NAC is one of the rate-limiting steps in the production of the tripeptide, glutathione. Glutathione is an antioxidant that is critical for the proper functioning of many cells in the body and has particular importance for the liver, lungs, heart, muscles and nervous system. An abstract from the results of a European study of NAC in cystic fibrosis is found below.
For more information on the study, click on this sentence.

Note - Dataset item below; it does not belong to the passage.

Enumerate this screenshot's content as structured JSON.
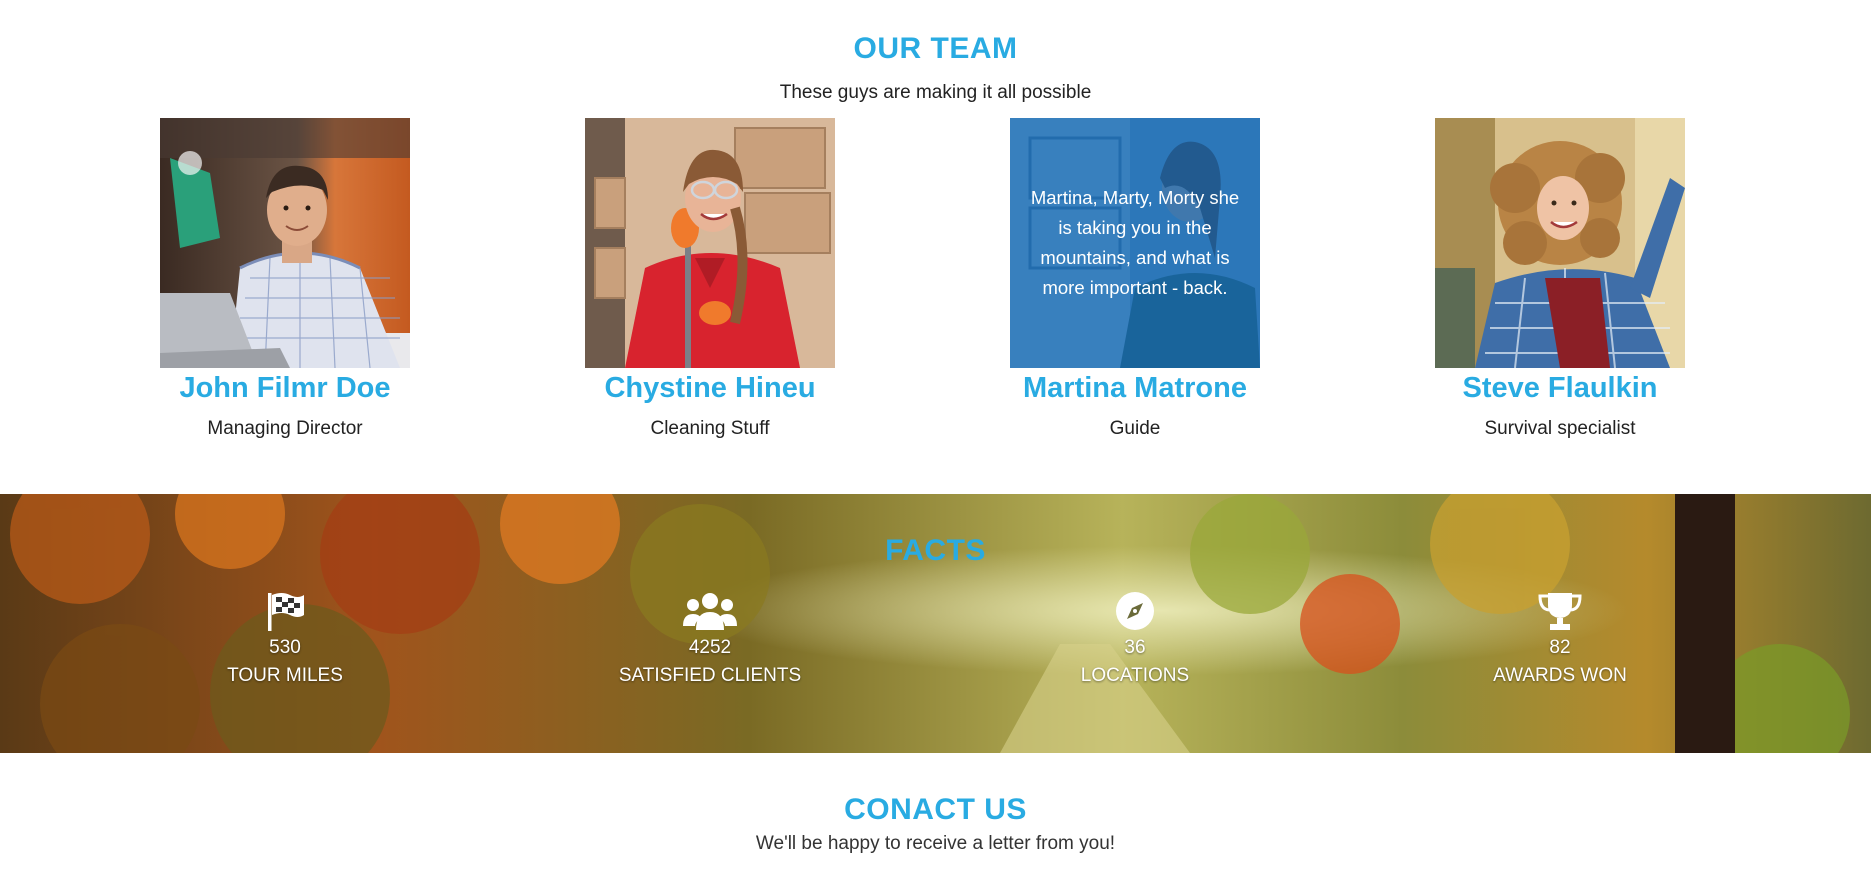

Further information from the Cystic Fibrosis Foundation is found here (although, as they note digestibility may present a problem for some antioxidants, one wonders if agents like glutamine and acidophilus might not also improve outcomes of the use of other agents? This is just a speculation–we need to investigate this further and welcome any input or thoughts.)
Dauletbaev N, Fischer P, Aulbach B, Gross J, Kusche W, Thyroff-Friesinger U, Wagner TO, Bargon J. A phase II study on safety and efficacy of high-dose N-acetylcysteine in patients with cystic fibrosis. Eur J Med Res. 2009 Aug 12;14(8):352-358.

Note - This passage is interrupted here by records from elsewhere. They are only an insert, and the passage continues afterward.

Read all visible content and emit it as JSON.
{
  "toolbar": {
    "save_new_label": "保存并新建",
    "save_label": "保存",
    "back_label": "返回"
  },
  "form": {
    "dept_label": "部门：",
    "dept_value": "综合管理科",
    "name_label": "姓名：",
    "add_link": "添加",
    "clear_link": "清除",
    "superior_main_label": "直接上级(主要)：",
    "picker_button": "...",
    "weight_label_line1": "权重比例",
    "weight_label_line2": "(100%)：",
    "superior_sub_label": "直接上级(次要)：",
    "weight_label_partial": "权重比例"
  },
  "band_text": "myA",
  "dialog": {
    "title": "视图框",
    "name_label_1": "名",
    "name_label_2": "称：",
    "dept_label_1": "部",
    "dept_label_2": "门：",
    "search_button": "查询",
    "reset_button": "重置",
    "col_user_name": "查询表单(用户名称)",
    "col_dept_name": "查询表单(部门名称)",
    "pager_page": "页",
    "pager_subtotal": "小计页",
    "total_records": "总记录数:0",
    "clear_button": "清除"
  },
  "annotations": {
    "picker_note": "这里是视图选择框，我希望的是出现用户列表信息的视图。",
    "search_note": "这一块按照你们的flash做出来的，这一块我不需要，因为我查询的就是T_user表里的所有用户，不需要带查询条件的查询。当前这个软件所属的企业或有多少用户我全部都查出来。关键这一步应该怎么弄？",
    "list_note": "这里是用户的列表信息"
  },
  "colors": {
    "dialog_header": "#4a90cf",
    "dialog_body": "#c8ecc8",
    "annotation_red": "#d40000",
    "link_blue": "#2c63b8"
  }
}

University Hospital, Frankfurt/Main, Germany.
OBJECTIVE: We conducted a single-centre, randomised, double-blinded, placebo-controlled phase II clinical study to test safety and efficacy of a 12-week therapy with low-dose (700 mg/daily) or high-dose (2800 mg/daily) of NAC. METHODS: Twenty-one patients (DeltaF508 homo/heterozygous, FEV1>40% pred.) were included in the study. After a 3-weeks placebo run-in phase, 11 patients received low-dose NAC, and 10 patients received high-dose NAC. Outcomes included safety and clinical parameters, inflammatory (total leukocyte numbers, cell differentials, TNF-alpha, IL-8) measures in induced sputum, and concentrations of extracellular glutathione in induced sputum and blood. RESULTS: High-dose NAC was a well-tolerated and safe medication. High-dose NAC did not alter clinical or inflammatory parameters. However, extracellular glutathione in induced sputum tended to increase on high-dose NAC. CONCLUSIONS: High-dose NAC is a well-tolerated and safe medication for a prolonged therapy of patients with CF with a potential to increase extracellular glutathione in CF airways.

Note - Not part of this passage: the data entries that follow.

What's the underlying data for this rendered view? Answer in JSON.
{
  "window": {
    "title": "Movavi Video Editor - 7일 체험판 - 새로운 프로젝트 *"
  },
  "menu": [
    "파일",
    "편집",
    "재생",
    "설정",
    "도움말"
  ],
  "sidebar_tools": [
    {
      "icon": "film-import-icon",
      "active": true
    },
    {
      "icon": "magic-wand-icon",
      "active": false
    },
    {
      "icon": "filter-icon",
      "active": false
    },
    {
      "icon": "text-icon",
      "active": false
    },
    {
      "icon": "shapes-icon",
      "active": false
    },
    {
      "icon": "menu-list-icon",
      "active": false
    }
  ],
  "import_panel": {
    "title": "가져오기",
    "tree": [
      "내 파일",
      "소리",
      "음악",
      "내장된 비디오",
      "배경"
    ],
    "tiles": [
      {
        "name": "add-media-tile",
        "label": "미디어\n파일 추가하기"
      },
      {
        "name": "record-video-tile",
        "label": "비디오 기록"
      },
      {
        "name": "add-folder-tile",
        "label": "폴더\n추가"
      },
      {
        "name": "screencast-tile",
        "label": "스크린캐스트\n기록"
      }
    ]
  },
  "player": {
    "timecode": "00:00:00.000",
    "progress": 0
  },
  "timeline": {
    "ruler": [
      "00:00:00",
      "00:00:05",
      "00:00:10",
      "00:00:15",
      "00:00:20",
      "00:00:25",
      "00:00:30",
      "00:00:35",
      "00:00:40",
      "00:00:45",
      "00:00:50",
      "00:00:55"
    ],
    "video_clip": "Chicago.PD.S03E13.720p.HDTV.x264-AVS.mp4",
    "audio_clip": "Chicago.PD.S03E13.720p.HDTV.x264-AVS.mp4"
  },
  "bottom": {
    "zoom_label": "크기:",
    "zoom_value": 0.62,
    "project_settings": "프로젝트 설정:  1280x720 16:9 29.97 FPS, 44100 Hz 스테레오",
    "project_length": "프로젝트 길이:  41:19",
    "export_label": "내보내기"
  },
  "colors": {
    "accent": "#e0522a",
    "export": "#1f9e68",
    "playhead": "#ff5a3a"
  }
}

See the NYBC entry on PharmaNAC for information on purchasing PharmaNAC from the nonprofit purchasing co-op.